→ WORK REQUEST
Reproduce exactly the line that contains "Parse this screenshot: output" and every line after it through the end of the records below, leaving out all pictures.

(Data records for software interfaces)
[Start of Attachment]

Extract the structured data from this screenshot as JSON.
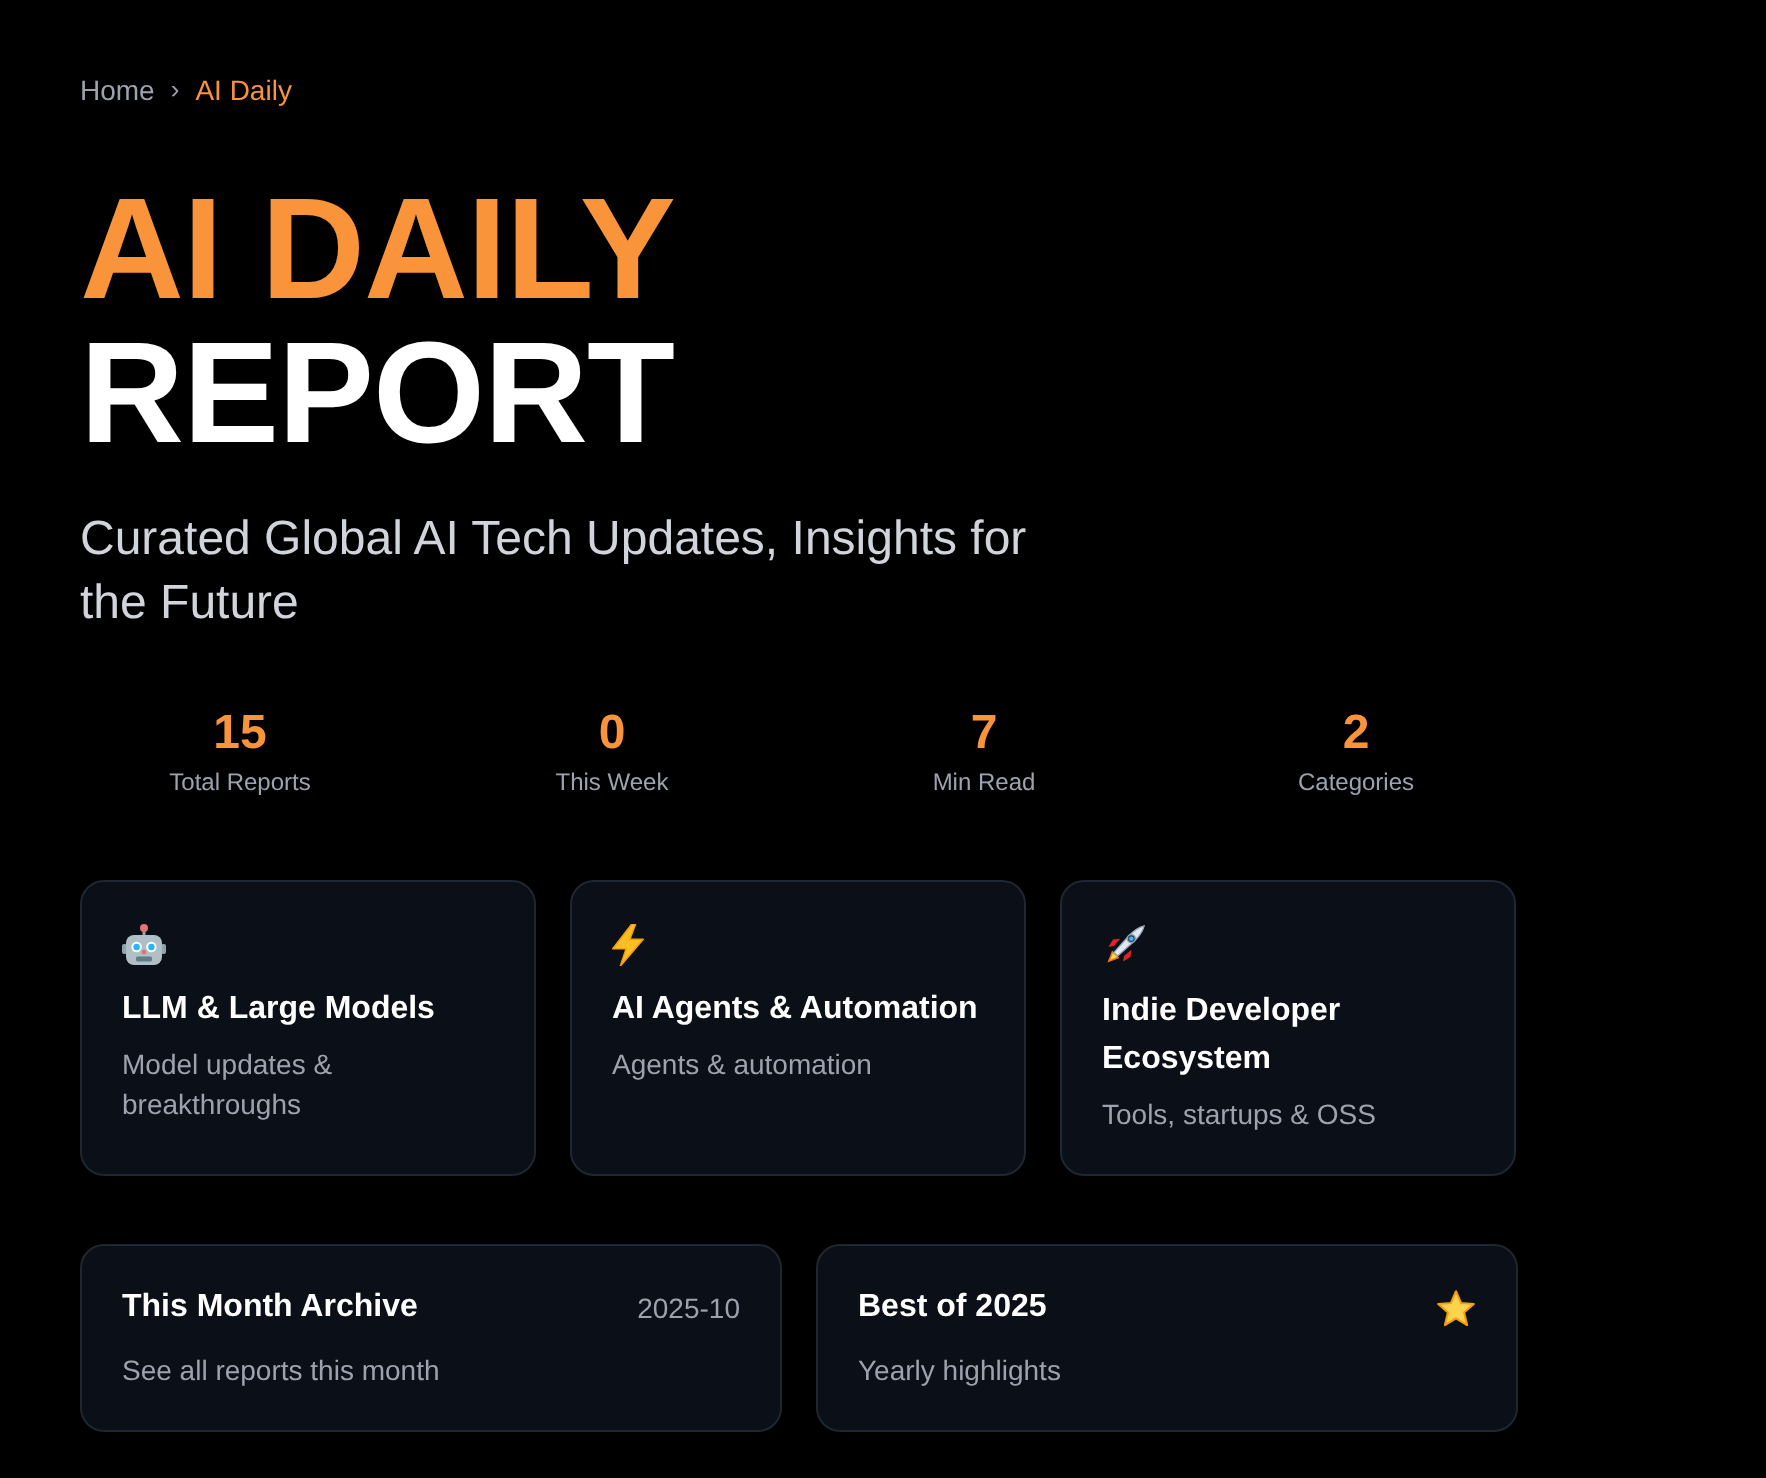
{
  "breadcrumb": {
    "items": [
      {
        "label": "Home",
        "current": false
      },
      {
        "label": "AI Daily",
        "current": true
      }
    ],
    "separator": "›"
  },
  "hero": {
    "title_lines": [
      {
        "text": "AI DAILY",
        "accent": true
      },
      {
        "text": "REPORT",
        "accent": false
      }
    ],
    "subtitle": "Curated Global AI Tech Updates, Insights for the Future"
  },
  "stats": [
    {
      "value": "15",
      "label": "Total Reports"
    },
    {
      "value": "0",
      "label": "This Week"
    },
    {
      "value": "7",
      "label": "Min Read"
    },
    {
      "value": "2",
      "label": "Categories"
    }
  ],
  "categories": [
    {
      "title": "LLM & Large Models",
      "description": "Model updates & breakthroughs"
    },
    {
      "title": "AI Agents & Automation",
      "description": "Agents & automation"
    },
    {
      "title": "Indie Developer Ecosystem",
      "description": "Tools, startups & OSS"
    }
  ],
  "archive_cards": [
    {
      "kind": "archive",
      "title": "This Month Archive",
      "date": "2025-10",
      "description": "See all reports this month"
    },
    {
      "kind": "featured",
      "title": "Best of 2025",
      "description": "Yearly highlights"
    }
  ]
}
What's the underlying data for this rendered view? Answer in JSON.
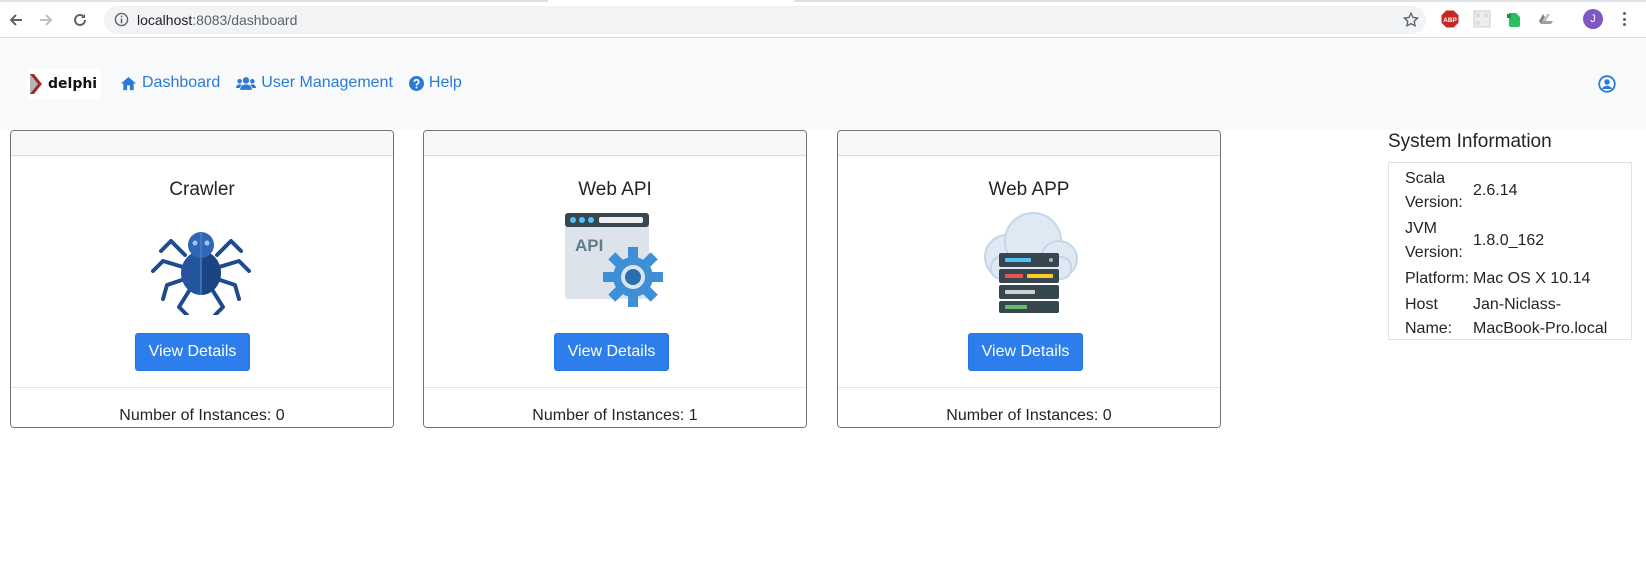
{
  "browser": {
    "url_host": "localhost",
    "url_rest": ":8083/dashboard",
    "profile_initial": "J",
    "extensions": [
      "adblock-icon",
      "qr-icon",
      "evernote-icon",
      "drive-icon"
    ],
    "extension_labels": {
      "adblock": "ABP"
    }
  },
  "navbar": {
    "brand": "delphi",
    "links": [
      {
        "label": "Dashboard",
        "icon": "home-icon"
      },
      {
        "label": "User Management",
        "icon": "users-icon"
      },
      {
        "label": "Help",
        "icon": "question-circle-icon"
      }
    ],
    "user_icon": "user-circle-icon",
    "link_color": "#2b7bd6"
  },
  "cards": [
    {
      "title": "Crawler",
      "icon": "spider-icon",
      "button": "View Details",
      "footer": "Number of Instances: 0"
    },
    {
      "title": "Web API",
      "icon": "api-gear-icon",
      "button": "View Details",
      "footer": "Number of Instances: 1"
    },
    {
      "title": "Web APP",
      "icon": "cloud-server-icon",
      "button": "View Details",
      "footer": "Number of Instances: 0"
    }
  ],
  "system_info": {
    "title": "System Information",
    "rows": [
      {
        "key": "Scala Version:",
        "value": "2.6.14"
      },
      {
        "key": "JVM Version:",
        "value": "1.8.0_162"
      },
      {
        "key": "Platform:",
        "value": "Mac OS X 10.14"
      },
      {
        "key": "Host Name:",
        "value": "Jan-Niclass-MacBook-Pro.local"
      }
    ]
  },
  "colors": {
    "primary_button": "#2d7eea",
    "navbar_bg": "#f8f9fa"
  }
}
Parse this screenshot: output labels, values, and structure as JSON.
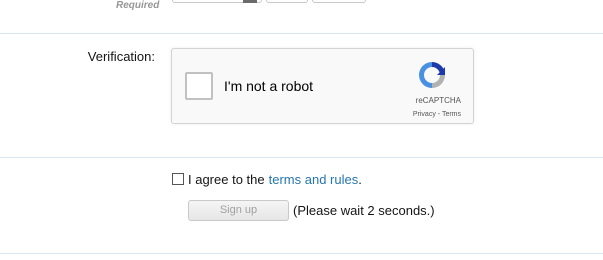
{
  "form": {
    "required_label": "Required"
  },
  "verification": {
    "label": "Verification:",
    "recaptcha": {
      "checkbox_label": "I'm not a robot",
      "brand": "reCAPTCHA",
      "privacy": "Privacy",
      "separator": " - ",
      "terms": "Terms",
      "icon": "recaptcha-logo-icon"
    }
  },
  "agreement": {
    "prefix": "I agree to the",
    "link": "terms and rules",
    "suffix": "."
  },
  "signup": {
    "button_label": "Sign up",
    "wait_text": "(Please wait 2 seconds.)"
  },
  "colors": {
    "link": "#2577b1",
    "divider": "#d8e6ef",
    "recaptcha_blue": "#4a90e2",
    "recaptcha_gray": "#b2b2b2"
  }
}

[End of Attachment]

→ EXERCISE RESPONSE
Parse this screenshot: output labels, values, and structure as JSON.
{
  "form": {
    "required_label": "Required"
  },
  "verification": {
    "label": "Verification:",
    "recaptcha": {
      "checkbox_label": "I'm not a robot",
      "brand": "reCAPTCHA",
      "privacy": "Privacy",
      "separator": " - ",
      "terms": "Terms",
      "icon": "recaptcha-logo-icon"
    }
  },
  "agreement": {
    "prefix": "I agree to the",
    "link": "terms and rules",
    "suffix": "."
  },
  "signup": {
    "button_label": "Sign up",
    "wait_text": "(Please wait 2 seconds.)"
  },
  "colors": {
    "link": "#2577b1",
    "divider": "#d8e6ef",
    "recaptcha_blue": "#4a90e2",
    "recaptcha_gray": "#b2b2b2"
  }
}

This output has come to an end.